(Forbes) As the pandemic worsens in the United States, billionaire activist investor Bill Ackman thinks the next three to four months could be terrible for the economic recovery, but once a vaccine becomes widely available, the founder of Pershing Square Capital Management expects boom times for the economy, he said at Forbes’ Wealth Management Summit.
Pointing to worrying factors like a near-nationwide increase in the positive-test rate for coronavirus, Ackman says the next several months are “going to be ugly” for the pandemic and “challenging” for the economy, particularly in states like New York, where many businesses will likely be forced to halt their outdoor operations during the colder months.
But a promising macroeconomic and policy environment should help bolster growth once a vaccine becomes widely available, Ackman notes, citing a likely accommodating Federal Reserve, a split Congress to keep policy moderate, lower rents and a huge surge in pent-up savings amid the pandemic.
Industries that should boom the most include a few that tanked the worst, notes Ackman, namely hospitality and dining; the Dow Jones U.S. Hotel & Lodging is still down more than 40% this year despite a recent uptick, while the S&P Food & Beverage Select Industry Index has recouped losses of nearly 25% and is now up 11% since January.
Though he expects the next three to four months to be brutal for restaurants, Ackman says well-capitalized and digitally enabled businesses like Chipotle (one of his stock favorites, up 46% this year) should still do well and that the industry as a whole will see some of its “best times” after the pandemic.

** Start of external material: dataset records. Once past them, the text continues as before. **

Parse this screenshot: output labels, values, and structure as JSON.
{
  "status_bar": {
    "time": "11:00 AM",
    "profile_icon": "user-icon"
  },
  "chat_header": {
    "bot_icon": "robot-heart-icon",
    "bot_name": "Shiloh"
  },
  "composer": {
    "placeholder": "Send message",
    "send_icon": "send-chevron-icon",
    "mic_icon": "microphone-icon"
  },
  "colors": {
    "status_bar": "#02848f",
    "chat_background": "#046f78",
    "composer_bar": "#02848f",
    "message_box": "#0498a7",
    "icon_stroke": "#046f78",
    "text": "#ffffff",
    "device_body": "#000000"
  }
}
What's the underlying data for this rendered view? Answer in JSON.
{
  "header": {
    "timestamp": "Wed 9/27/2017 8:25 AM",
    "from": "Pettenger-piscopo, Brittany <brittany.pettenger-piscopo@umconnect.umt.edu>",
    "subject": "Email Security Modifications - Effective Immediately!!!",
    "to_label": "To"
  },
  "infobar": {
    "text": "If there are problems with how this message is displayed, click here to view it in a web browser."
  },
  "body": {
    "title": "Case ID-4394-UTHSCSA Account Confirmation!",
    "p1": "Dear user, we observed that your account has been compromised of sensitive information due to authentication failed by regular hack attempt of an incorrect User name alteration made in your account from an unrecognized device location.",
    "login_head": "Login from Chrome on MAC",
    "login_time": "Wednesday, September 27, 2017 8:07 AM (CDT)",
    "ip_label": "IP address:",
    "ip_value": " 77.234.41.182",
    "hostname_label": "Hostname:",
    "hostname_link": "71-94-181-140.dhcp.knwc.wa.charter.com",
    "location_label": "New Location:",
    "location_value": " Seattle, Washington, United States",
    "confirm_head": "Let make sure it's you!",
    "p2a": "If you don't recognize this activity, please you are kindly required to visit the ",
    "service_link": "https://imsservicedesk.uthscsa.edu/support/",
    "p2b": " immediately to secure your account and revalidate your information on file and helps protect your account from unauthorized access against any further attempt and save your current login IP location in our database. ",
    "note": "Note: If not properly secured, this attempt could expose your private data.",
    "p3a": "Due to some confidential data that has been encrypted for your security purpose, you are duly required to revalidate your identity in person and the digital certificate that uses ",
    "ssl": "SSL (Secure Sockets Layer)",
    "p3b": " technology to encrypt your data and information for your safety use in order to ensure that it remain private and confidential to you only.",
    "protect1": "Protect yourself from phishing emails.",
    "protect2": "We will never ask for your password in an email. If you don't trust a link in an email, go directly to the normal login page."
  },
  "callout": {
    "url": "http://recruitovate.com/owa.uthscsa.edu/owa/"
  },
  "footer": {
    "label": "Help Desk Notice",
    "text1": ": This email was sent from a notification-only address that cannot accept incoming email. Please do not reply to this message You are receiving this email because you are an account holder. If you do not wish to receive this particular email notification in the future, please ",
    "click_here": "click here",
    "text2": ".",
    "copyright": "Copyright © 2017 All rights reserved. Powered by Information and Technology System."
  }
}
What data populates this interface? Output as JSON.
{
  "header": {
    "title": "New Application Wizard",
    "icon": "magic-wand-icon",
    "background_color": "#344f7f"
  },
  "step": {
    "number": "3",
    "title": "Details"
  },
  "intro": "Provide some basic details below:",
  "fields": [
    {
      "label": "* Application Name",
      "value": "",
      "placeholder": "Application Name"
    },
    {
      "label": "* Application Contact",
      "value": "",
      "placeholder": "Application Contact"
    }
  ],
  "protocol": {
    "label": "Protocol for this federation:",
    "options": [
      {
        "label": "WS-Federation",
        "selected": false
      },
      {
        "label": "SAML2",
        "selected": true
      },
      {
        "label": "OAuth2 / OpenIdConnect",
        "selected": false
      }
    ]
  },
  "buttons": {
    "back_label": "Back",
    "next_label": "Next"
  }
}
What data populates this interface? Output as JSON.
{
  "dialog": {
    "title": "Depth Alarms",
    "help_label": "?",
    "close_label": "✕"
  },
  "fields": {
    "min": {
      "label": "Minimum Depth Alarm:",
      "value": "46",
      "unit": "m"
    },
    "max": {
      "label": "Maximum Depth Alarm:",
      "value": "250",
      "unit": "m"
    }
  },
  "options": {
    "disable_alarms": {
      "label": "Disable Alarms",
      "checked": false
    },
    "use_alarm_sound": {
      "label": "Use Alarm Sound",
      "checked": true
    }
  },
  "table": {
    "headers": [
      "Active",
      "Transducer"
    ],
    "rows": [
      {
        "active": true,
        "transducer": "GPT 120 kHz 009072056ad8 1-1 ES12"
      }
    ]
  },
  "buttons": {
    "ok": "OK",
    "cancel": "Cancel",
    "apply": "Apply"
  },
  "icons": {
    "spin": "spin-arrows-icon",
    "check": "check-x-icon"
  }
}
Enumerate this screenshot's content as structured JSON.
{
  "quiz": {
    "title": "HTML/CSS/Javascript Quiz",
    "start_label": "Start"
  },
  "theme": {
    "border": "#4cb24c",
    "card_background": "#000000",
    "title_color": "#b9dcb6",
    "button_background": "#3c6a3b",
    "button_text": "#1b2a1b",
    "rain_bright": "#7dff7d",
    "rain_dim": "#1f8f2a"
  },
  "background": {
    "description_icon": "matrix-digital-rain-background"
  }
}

Ackman’s restaurant holdings also include Burger King and Popeye’s parent Restaurant Brands and Starbucks—both of which he foresees (with Chipotle) will still be looking to expand their real estate footprints after the pandemic; Restaurant Brands shares are down 11% this year, while Starbucks is up 6%.
The surge in post-pandemic business should also be a boon to senior care and pharmaceuticals, adds Ackman, who left the summit with one final piece of advice: Though the economic disparity between Wall Street and Main Street has widened during the pandemic, the light shed on digital business efficiency and eager consumers should make the post-Covid world a great time for entrepreneurs to start businesses.
“There’s a lot of pent-up savings that’s been built up over the course of the year that hasn’t been spent,” says Ackman of his bullish outlook. “People are going to want to come out of this, and say, ‘Let’s seize the day.’ I think there’ll be an explosion in travel, in people eating out and wanting to live their lives . . . so the combination of those factors could lead to some pretty, hopefully, explosive growth coming out of this, and that would be a nice way to leave this behind us.”
Ackman, who rose to fame for shorting bond insurer MBIA and rescuing mall operator General Growth, has made and lost billions of dollars from high-profile investments in a slew of companies across industries. He made $2.6 billion at the start of the pandemic by betting $27 million on high-yield bond indexes that corporate defaults would increase as a result of mass shutdowns, but he also lost $3 billion in 2014 on an investment in embattled pharma firm Valeant. Channeling his bearish outlook for the months ahead, he bet $8 million earlier this week that corporate defaults would once again rise amid a stalling economic recovery in the coming months.